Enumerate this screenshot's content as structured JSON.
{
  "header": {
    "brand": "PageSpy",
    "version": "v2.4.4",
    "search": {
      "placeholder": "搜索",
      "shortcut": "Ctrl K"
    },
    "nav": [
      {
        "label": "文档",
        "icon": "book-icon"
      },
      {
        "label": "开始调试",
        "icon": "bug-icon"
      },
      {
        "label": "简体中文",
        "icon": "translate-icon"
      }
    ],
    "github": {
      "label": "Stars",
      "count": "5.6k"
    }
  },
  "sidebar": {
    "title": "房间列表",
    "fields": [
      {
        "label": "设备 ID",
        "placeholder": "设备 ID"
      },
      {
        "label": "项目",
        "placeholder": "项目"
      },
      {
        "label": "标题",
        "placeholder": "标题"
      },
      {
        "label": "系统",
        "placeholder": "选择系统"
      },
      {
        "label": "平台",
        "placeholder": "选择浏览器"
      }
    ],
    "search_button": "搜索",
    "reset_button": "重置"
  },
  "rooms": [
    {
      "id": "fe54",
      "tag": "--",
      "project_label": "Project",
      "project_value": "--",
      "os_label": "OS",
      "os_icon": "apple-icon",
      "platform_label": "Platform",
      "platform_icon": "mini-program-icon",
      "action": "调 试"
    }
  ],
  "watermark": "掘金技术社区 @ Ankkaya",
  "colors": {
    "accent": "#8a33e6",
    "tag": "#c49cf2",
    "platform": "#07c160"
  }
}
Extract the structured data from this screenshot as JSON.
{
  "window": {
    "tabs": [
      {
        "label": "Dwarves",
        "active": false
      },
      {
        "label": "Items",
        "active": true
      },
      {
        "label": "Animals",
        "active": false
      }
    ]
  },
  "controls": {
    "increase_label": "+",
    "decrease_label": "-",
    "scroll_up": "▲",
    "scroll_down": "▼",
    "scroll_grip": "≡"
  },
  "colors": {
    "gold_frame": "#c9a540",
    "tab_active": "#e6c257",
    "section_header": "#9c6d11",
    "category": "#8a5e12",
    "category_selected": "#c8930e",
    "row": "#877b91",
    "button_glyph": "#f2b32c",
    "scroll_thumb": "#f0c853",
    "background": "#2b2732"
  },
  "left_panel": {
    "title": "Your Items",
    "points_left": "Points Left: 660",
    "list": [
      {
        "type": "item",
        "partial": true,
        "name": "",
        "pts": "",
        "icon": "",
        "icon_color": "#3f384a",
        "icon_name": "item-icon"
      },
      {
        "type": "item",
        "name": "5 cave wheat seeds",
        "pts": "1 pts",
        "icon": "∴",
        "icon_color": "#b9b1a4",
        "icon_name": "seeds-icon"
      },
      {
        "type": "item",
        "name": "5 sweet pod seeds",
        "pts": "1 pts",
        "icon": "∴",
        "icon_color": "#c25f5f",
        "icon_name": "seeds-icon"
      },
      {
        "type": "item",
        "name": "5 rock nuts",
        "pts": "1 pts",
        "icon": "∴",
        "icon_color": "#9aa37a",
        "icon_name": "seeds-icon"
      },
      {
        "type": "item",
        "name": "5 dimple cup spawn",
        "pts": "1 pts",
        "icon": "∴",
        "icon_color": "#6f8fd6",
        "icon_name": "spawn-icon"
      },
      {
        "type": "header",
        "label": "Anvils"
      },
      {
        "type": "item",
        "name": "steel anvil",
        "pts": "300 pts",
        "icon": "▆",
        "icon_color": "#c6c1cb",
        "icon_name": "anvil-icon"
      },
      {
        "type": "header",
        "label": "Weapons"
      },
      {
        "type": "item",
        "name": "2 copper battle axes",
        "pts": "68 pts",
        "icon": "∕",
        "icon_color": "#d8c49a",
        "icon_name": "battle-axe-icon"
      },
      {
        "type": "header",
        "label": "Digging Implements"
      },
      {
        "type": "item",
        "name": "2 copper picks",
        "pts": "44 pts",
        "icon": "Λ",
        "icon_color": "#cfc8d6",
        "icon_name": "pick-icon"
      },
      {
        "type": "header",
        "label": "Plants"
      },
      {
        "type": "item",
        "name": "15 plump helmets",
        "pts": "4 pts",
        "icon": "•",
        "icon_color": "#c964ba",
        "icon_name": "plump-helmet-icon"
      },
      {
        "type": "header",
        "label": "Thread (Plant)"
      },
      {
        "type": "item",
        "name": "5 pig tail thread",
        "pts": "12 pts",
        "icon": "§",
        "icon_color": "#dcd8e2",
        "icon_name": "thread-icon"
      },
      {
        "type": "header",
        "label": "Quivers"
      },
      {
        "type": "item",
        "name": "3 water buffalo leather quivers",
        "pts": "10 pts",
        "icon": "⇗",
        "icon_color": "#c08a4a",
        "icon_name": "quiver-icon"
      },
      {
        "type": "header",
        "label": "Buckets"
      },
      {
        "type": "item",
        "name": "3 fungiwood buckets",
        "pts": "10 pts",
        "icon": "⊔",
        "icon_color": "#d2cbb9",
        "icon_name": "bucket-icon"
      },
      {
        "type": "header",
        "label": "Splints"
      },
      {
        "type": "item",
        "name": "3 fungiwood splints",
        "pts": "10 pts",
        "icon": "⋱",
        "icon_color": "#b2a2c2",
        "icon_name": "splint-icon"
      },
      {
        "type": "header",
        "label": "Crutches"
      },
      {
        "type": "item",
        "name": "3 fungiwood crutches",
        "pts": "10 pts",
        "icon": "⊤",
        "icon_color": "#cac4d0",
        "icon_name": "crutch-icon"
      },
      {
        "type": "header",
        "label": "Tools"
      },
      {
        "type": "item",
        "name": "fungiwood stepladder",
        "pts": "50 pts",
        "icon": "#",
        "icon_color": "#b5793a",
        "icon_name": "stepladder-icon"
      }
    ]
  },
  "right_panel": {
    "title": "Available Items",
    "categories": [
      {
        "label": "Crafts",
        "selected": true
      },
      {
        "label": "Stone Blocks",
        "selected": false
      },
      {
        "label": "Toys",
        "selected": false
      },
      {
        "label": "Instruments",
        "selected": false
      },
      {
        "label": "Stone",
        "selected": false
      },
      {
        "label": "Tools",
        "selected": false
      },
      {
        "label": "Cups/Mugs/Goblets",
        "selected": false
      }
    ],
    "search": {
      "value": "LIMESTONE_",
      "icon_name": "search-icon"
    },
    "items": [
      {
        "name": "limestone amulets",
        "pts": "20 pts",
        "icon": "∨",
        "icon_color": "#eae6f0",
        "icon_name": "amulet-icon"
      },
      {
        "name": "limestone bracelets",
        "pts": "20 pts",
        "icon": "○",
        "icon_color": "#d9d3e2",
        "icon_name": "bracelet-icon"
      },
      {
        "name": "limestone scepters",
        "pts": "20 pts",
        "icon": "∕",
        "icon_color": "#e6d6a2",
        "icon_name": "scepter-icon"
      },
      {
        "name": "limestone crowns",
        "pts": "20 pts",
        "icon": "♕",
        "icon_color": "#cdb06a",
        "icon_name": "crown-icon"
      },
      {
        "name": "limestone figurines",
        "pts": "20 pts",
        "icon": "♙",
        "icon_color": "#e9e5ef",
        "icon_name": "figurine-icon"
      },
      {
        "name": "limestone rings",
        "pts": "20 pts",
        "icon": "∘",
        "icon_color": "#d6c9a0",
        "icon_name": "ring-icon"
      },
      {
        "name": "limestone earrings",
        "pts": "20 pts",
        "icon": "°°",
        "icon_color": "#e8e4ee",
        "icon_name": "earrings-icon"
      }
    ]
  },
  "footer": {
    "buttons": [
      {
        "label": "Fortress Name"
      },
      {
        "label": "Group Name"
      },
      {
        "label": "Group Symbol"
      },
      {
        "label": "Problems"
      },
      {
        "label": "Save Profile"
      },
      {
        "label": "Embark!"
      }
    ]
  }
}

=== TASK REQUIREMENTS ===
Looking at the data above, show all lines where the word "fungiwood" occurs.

=== RESULT ===
        "name": "3 fungiwood buckets",
        "name": "3 fungiwood splints",
        "name": "3 fungiwood crutches",
        "name": "fungiwood stepladder",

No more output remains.